Information supplied:
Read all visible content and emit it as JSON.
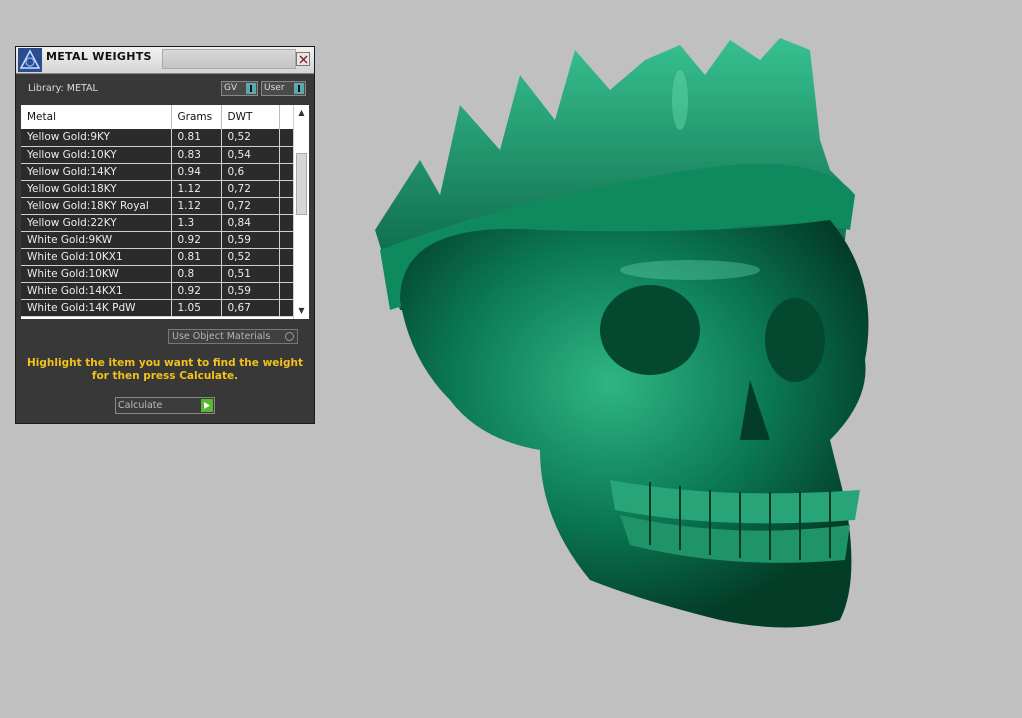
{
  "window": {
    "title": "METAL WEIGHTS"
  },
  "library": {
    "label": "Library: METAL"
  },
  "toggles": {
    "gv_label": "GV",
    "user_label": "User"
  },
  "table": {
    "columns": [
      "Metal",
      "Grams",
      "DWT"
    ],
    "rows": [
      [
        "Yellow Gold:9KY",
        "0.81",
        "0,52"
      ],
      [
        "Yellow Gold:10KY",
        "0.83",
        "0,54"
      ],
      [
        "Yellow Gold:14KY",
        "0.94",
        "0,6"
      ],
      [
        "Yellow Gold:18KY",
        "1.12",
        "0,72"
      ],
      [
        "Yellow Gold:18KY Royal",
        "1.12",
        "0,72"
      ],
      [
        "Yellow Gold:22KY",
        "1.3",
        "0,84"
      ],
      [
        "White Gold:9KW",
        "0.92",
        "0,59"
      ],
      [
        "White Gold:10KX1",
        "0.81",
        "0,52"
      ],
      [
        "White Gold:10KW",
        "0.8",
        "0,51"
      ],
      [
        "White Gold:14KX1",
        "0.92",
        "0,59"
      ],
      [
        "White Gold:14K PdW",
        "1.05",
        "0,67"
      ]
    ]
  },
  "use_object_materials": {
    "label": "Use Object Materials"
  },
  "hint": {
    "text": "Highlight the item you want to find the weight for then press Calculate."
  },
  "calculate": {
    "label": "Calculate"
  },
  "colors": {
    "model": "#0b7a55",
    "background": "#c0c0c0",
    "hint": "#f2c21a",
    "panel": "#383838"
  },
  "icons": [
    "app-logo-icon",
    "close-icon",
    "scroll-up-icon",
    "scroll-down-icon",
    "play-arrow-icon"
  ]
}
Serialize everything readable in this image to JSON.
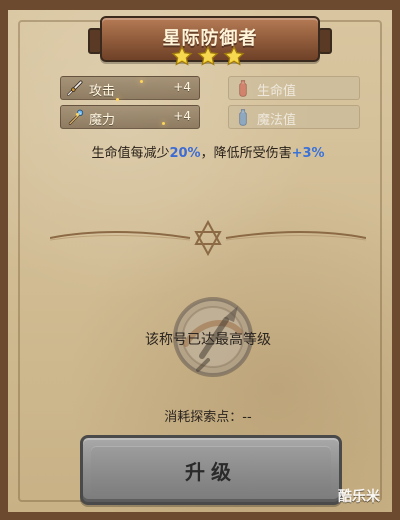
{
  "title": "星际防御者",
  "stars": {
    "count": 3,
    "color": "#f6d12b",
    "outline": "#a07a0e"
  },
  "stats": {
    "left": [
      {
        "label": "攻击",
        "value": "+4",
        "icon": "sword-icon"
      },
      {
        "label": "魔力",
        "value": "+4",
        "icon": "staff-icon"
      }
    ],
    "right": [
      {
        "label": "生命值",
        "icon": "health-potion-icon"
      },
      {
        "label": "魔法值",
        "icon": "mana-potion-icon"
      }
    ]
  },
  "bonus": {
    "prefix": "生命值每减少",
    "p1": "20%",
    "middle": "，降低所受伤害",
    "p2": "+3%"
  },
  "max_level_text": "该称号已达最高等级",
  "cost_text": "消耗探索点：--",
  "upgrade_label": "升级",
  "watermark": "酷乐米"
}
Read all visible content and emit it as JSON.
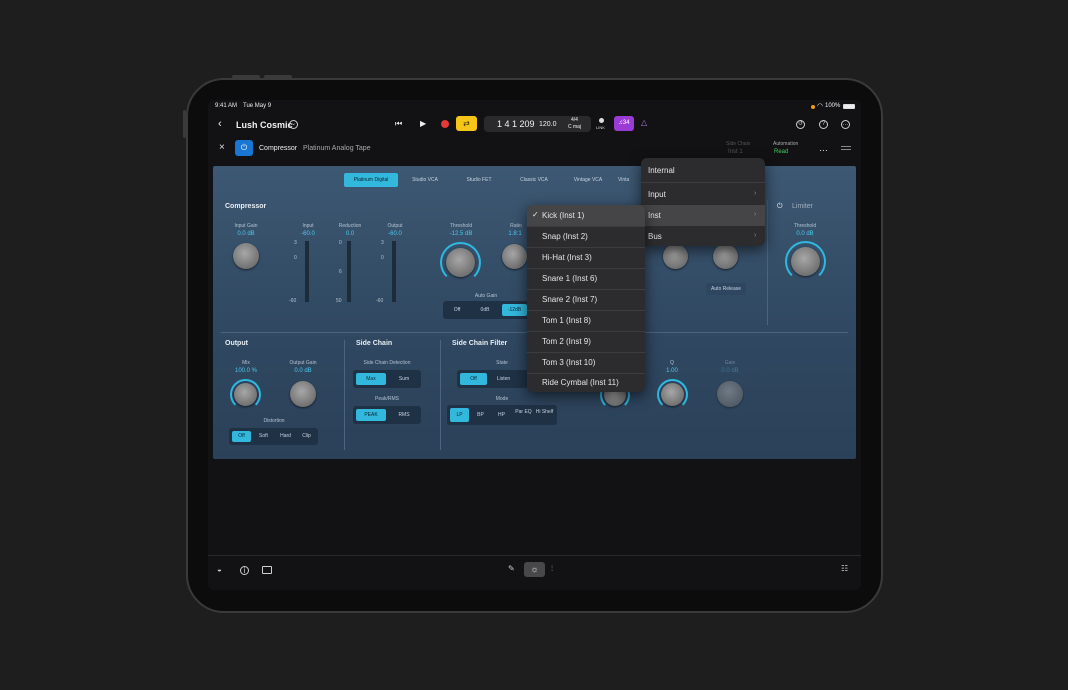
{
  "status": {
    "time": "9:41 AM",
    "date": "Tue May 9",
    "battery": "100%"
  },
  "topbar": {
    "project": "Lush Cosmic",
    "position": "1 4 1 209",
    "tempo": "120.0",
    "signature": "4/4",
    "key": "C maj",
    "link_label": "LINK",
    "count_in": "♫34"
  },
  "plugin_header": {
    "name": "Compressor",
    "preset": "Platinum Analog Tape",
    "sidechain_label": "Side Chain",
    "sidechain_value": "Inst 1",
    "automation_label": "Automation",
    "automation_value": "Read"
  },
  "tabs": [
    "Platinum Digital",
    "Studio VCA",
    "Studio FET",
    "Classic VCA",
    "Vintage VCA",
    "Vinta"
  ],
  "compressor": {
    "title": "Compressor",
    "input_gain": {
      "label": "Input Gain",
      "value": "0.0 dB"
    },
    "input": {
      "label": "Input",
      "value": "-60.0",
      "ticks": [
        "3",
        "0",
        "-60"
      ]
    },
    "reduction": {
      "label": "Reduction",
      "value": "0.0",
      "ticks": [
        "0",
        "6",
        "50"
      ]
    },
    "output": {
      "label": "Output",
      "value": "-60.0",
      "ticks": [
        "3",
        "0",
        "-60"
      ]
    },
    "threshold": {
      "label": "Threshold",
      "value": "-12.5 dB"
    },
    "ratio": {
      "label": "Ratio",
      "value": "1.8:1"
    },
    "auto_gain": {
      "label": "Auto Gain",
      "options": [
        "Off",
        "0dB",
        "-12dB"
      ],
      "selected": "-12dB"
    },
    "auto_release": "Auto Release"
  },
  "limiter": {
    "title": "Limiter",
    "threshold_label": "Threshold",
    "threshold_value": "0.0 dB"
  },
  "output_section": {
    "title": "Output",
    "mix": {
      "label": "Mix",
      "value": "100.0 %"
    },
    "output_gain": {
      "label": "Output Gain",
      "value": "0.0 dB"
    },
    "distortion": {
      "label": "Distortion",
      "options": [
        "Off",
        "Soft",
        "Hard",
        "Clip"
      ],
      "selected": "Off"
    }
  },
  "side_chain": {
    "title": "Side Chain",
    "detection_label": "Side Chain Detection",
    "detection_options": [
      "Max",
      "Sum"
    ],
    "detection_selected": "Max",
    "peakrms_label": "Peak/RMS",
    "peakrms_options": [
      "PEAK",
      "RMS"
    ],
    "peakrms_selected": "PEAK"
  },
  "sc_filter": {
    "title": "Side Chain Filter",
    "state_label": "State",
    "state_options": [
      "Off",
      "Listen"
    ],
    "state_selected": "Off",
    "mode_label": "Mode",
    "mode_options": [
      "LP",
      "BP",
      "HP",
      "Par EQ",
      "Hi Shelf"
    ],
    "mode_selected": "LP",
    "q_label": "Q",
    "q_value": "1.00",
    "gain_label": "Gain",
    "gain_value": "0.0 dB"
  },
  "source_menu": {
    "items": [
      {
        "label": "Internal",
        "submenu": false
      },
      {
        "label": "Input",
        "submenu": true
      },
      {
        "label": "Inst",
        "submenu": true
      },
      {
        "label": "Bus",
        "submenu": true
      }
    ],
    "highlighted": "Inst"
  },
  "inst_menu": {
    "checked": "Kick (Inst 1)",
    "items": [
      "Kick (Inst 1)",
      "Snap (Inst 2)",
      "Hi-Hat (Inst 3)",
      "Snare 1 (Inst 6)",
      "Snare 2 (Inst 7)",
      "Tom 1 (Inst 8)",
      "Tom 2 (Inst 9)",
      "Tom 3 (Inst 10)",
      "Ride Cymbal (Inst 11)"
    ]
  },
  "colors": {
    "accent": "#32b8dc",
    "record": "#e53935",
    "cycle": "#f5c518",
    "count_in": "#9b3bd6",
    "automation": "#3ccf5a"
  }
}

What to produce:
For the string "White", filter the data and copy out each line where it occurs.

Written response:
        "White Gold:9KW",
        "White Gold:10KX1",
        "White Gold:10KW",
        "White Gold:14KX1",
        "White Gold:14K PdW",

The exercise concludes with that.